The GA is an MSU constitutionally-mandated meeting that provides full-time undergrad students with a platform to submit, discuss and vote on motions.
The motion generated debate and scrutiny, garnering support from the majority of student speakers but drawing criticism from a few who sought to amend or reject it.
“Protest is not meant to be acceptable to institutions on the receiving end.… Marginalized students have expressed concerns over tangible threats to their safety,” said Xu, who explained that organizations such as Canadian Union of Public Employees 3906, the McMaster Womanists and the Revolutionary Student Movement are in favour of the motion.

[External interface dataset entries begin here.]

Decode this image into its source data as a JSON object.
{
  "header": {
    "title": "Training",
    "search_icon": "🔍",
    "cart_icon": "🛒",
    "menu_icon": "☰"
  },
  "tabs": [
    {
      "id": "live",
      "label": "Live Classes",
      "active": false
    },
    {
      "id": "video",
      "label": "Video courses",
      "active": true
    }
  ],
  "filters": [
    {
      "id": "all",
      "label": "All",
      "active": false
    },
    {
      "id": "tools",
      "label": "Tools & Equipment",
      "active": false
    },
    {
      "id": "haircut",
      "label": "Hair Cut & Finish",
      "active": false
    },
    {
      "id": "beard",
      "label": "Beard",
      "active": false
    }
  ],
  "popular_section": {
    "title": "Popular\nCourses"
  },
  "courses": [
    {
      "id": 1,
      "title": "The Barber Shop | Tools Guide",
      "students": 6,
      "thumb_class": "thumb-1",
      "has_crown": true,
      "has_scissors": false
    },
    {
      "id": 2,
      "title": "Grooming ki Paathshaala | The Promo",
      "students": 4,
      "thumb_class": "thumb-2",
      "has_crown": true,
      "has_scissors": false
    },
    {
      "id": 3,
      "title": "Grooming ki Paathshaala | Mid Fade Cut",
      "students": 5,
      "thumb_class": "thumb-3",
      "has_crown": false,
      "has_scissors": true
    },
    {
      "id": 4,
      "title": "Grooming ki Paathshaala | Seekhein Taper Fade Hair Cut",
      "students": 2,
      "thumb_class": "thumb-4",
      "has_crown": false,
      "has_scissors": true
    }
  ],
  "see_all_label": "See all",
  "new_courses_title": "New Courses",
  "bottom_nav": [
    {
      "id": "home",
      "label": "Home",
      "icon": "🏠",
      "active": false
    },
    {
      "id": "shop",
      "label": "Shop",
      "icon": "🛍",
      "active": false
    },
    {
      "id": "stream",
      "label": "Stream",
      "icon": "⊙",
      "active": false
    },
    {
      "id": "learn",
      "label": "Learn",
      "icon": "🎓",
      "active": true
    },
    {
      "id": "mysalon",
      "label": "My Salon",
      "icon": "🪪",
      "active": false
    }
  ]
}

A student speaker voiced the complaint the ad hoc committee on protest and freedom of expression was overwhelmingly white and male, being unreflective of the campus community. As such, the motion was amended to include calls for increased transparency, representation and consultation with students.
Students on the other side argued that the freedom of expression guidelines improve free speech, invoking McMaster’s low score on the Campus Freedom Index as evidence for the need for the guidelines.
Nevertheless, the motion passed by 85 per cent.
Nevertheless, over the last few years, the GA has been poorly attended, with the 2017 and 2016 meetings seeing respective turnouts of only 16 and 27 voters.
In addition, the assembly voted in favour of a motion aimed at advocating for improved access to mental health care for students and asked that sexual assault response training be extended to special constables and security.
“My motion stems from not only my own experience but that of many others I’ve spoken to from different years and from different faculties who all expressed frustration and hopelessness in trying to seek help for their mental health issues,” said Marley Beach, the student who submitted the motion.
The assembly also passed a motion pushing the MSU to work with the Graduate Student Association and McMaster association of part-time studies to create a club system that is not constrained by membership rules.
“I’ve been starting a club called the McMaster Mars Rover Team, and we decided to be a part of the McMaster Engineering Society and not the MSU so that grad students and high school students can participate,” said Max Lightstone, the student who put forward the motion. “But the MES has its own issues, namely that 75 per cent of members need to be MES members, which prevents students from other faculties from participating fully.”
It should be noted that, although the GA passed a few motions, all were non-binding as they didn’t reach the 683 votes needed to meet quorum. The motions will be discussed and voted on by the Student Representative Assembly.